Content starts

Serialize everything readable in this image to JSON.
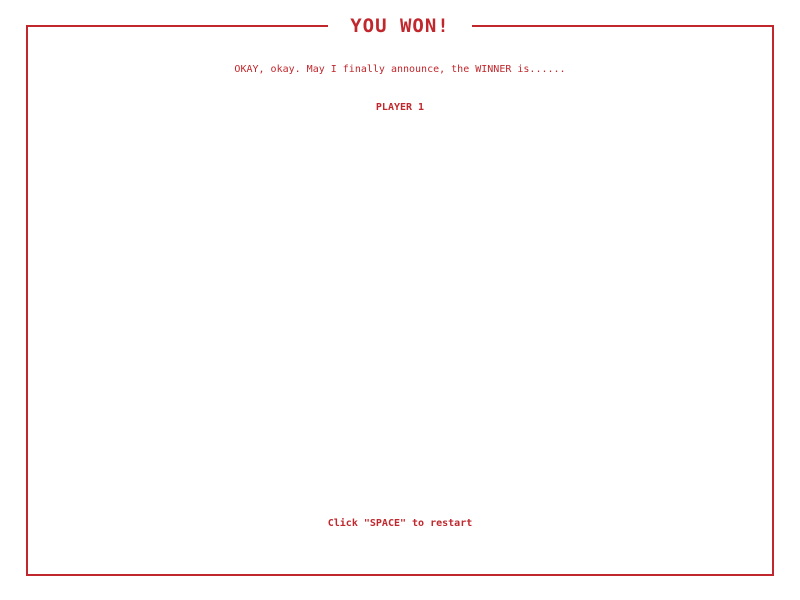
{
  "colors": {
    "accent": "#c0282d",
    "background": "#ffffff"
  },
  "screen": {
    "title": "YOU WON!",
    "announcement": "OKAY, okay. May I finally announce, the WINNER is......",
    "winner": "PLAYER 1",
    "restart_hint": "Click \"SPACE\" to restart"
  }
}
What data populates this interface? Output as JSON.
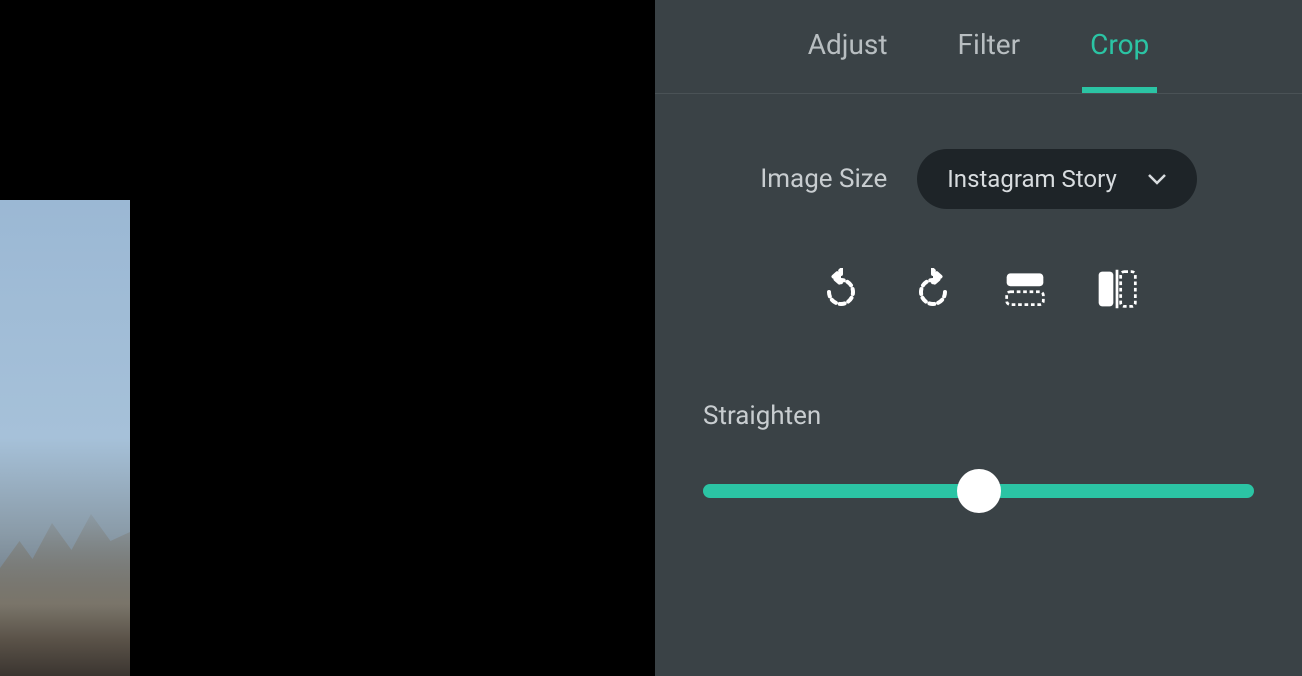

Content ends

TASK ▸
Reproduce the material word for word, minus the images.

ANSWER TO THIS TASK ▸
Serialize everything readable in this image to JSON.
{
  "colors": {
    "accent": "#c0282d",
    "background": "#ffffff"
  },
  "screen": {
    "title": "YOU WON!",
    "announcement": "OKAY, okay. May I finally announce, the WINNER is......",
    "winner": "PLAYER 1",
    "restart_hint": "Click \"SPACE\" to restart"
  }
}
What data populates this interface? Output as JSON.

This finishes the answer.